Danny: Oh ya. I mean, I quit shooting for that target a decade ago. If I wanted to win Junos or be more successful in the industry I definitely wouldn’t be playing the kind of music I play. I would be writing different music completely. I’ve been in the music business long enough to know, it’s all smoke and mirrors, you know?
Mb: And spending so much time in Belize must have made you rethink what was important and how people can be happy without all the trappings?
Danny: Exactly. Luckily I learnt many years ago, if I just make the art that I truly, truly want to make in my heart, I will reap the rewards way more. Loyal fans and people who are really with you. Then if you have a hit one summer… you know? Ya! I sound all mature and shit. (laughs)
Mb: You do! Do you have kids?
Danny: I don’t!
Mb: Married?
Danny: No!
Mb: So, you’re a free thinker! Thinking the big picture, rather than the microcosm of the family?
Danny: Ya I guess! I never really thought of that, you know? I don’t have the day to day lunches and stuff so maybe… (laughs)
Mb: Ok, so you leave the 40 degree heat of Belize and then go as far north as you can to make your next record inside a Russian icebreaker…
Danny: (laughs) As far as human beings can possibly go. It was crazy. I was in this old cabin, that was basically the size of a motor-home bathroom, and hanging towels and bed sheets around me to make sound baffling.. it was a super cool adventure.
Mb: And that record “Khlebnikov” is basically a symphony piece.
Danny: I wrote the songs and recorded on the ship with just a guitar and then brought them back and added all the strings and brass.
Mb: So very different than the Clave you were hearing in Belize.
Danny: Oh ya, it’s funny because the guys I made the record with in Belize, I often think, if they heard my next record they’d be like “What the hell? Is this the same guy?” The sounds of Belize to Russian classical music. (laughs)
Mb: Well the question begs, what do your fans think when you make a leap like that? What happens to fans that discover you as a folk artist and then buy a Russian symphony CD?
Danny: Ya, I think the Russian symphony scared a lot of people, but whatever. I’ll be back with a normal record to remind them. But I would like to think that my fans… I have fans that have been with me for years and years and many records, so I think that they are the kind of people that have the adventurous spirit and an open mind to music to follow me on my crazy adventures. If they don’t like one record as much as another one that’s fine. My favourite artists put out records that I love, and a few records I don’t like. I still follow them and still like them. It’s part of being a fan.
Mb: It’s like Bowie releasing Low and it being panned and in the end becomes one of the most iconic recordings.

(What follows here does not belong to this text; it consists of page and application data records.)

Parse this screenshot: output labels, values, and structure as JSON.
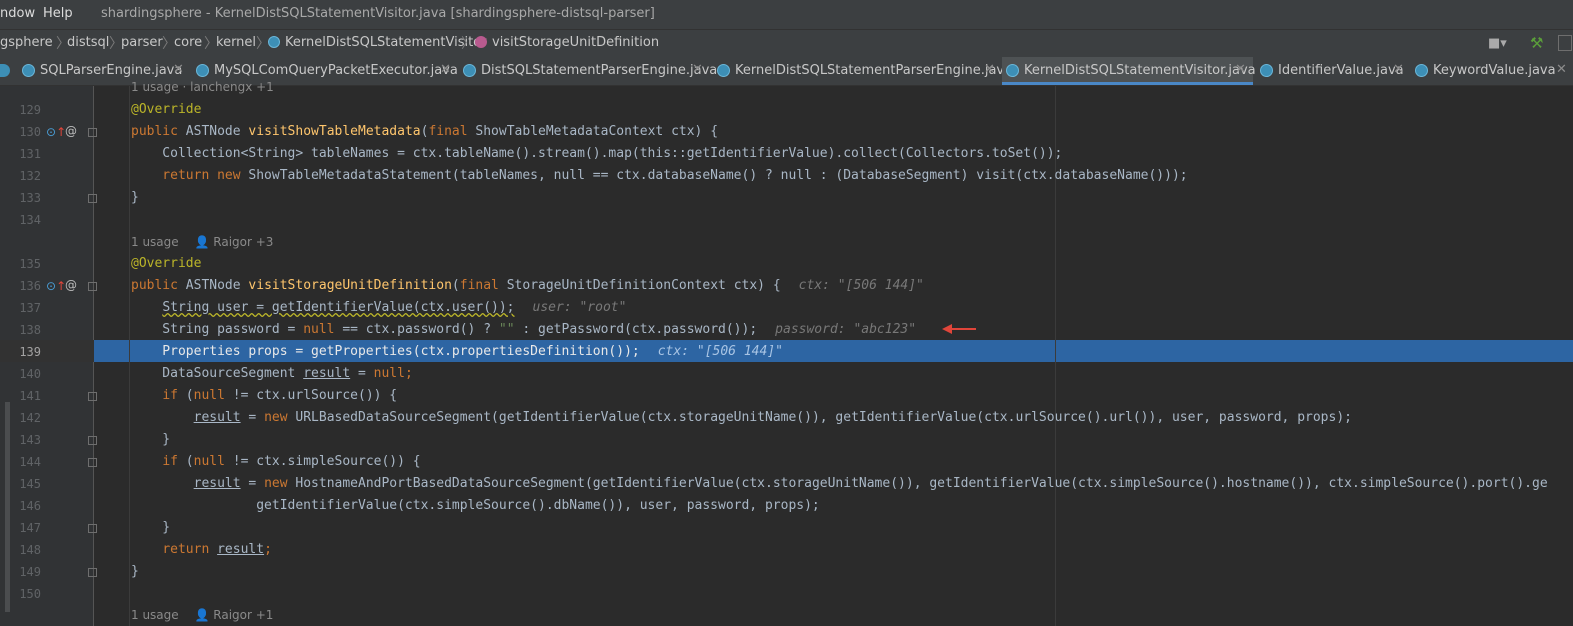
{
  "menu": {
    "window": "ndow",
    "help": "Help",
    "title": "shardingsphere - KernelDistSQLStatementVisitor.java [shardingsphere-distsql-parser]"
  },
  "breadcrumb": [
    "gsphere",
    "distsql",
    "parser",
    "core",
    "kernel",
    "KernelDistSQLStatementVisitor",
    "visitStorageUnitDefinition"
  ],
  "tabs": [
    {
      "label": "SQLParserEngine.java"
    },
    {
      "label": "MySQLComQueryPacketExecutor.java"
    },
    {
      "label": "DistSQLStatementParserEngine.java"
    },
    {
      "label": "KernelDistSQLStatementParserEngine.java"
    },
    {
      "label": "KernelDistSQLStatementVisitor.java",
      "active": true
    },
    {
      "label": "IdentifierValue.java"
    },
    {
      "label": "KeywordValue.java"
    }
  ],
  "colors": {
    "selection": "#2d65a3",
    "active_tab_underline": "#4a88c7",
    "breakpoint_arrow": "#e0453a"
  },
  "meta": {
    "top": "1 usage  ·  lanchengx +1",
    "m1": "1 usage",
    "m1_author": "Raigor +3",
    "m2": "1 usage",
    "m2_author": "Raigor +1"
  },
  "lines": {
    "l129": "129",
    "l130": "130",
    "l131": "131",
    "l132": "132",
    "l133": "133",
    "l134": "134",
    "l135": "135",
    "l136": "136",
    "l137": "137",
    "l138": "138",
    "l139": "139",
    "l140": "140",
    "l141": "141",
    "l142": "142",
    "l143": "143",
    "l144": "144",
    "l145": "145",
    "l146": "146",
    "l147": "147",
    "l148": "148",
    "l149": "149",
    "l150": "150"
  },
  "code": {
    "c129": "@Override",
    "c130a": "public",
    "c130b": " ASTNode ",
    "c130c": "visitShowTableMetadata",
    "c130d": "(",
    "c130e": "final",
    "c130f": " ShowTableMetadataContext ctx) {",
    "c131": "    Collection<String> tableNames = ctx.tableName().stream().map(this::getIdentifierValue).collect(Collectors.toSet());",
    "c132a": "    return new ",
    "c132b": "ShowTableMetadataStatement(tableNames, null == ctx.databaseName() ? null : (DatabaseSegment) visit(ctx.databaseName()));",
    "c133": "}",
    "c135": "@Override",
    "c136a": "public",
    "c136b": " ASTNode ",
    "c136c": "visitStorageUnitDefinition",
    "c136d": "(",
    "c136e": "final",
    "c136f": " StorageUnitDefinitionContext ctx) {",
    "c136h": "ctx: \"[506 144]\"",
    "c137a": "    ",
    "c137b": "String user = getIdentifierValue(ctx.user());",
    "c137h": "user: \"root\"",
    "c138a": "    String password = ",
    "c138b": "null",
    "c138c": " == ctx.password() ? ",
    "c138d": "\"\"",
    "c138e": " : getPassword(ctx.password());",
    "c138h": "password: \"abc123\"",
    "c139": "    Properties props = getProperties(ctx.propertiesDefinition());",
    "c139h": "ctx: \"[506 144]\"",
    "c140a": "    DataSourceSegment ",
    "c140b": "result",
    "c140c": " = ",
    "c140d": "null",
    "c140e": ";",
    "c141a": "    ",
    "c141b": "if",
    "c141c": " (",
    "c141d": "null",
    "c141e": " != ctx.urlSource()) {",
    "c142a": "        ",
    "c142b": "result",
    "c142c": " = ",
    "c142d": "new",
    "c142e": " URLBasedDataSourceSegment(getIdentifierValue(ctx.storageUnitName()), getIdentifierValue(ctx.urlSource().url()), user, password, props);",
    "c143": "    }",
    "c144a": "    ",
    "c144b": "if",
    "c144c": " (",
    "c144d": "null",
    "c144e": " != ctx.simpleSource()) {",
    "c145a": "        ",
    "c145b": "result",
    "c145c": " = ",
    "c145d": "new",
    "c145e": " HostnameAndPortBasedDataSourceSegment(getIdentifierValue(ctx.storageUnitName()), getIdentifierValue(ctx.simpleSource().hostname()), ctx.simpleSource().port().ge",
    "c146": "                getIdentifierValue(ctx.simpleSource().dbName()), user, password, props);",
    "c147": "    }",
    "c148a": "    ",
    "c148b": "return",
    "c148c": " ",
    "c148d": "result",
    "c148e": ";",
    "c149": "}"
  }
}
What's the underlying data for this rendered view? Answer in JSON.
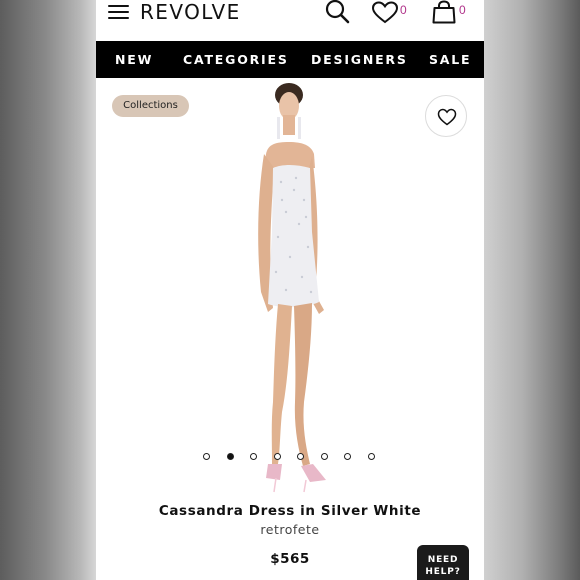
{
  "header": {
    "brand": "REVOLVE",
    "wishlist_count": "0",
    "bag_count": "0"
  },
  "nav": {
    "items": [
      "NEW",
      "CATEGORIES",
      "DESIGNERS",
      "SALE"
    ]
  },
  "product": {
    "collections_label": "Collections",
    "title": "Cassandra Dress in Silver White",
    "designer": "retrofete",
    "price": "$565",
    "image_count": 8,
    "active_image": 2
  },
  "help": {
    "line1": "NEED",
    "line2": "HELP?"
  },
  "colors": {
    "nav_bg": "#000000",
    "chip_bg": "#d8c6b6",
    "count": "#b0338a"
  }
}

Danny: When I think back, when he put out Low and Heroes, I couldn’t believe a record label let him do that! I can’t believe someone paid for that! (laughs) Half of side two doesn’t even have any singing on it. I wonder how many records that sold? I bet by standards it wasn’t a successful record. So he puts out Low and 5 years later releases Let’s Dance and he’s selling more records than anyone in the world. I grew up being a huge Bowie fan and what he taught me was to just go for it. Take chances, make weird records… I love that he made records that were just insanely weird and different. I didn’t like Young Americans that much, but I thought “Whatever, there will be something cool again.” I remember when Let’s Dance came out, I was furious. I cashed in my membership card and I was done. Bowie was dead to me. To me it was a massive sellout. Now I listen to that record and think “That’s a great record!” (laughs)
Mb: Speaking of fan base, you’ve obviously built one up here in Peterborough, over the years.
Danny: I love playing Peterborough. I’ve never had any gigantic shows there, but they’ve always been charming. They’ve always been great. I love Peterborough, I wish I could be there more. I’m looking forward to returning.

Danny Michel returns to Peterborough
Thursday May 24, 8pm performing at
Market Hall Performing Arts Centre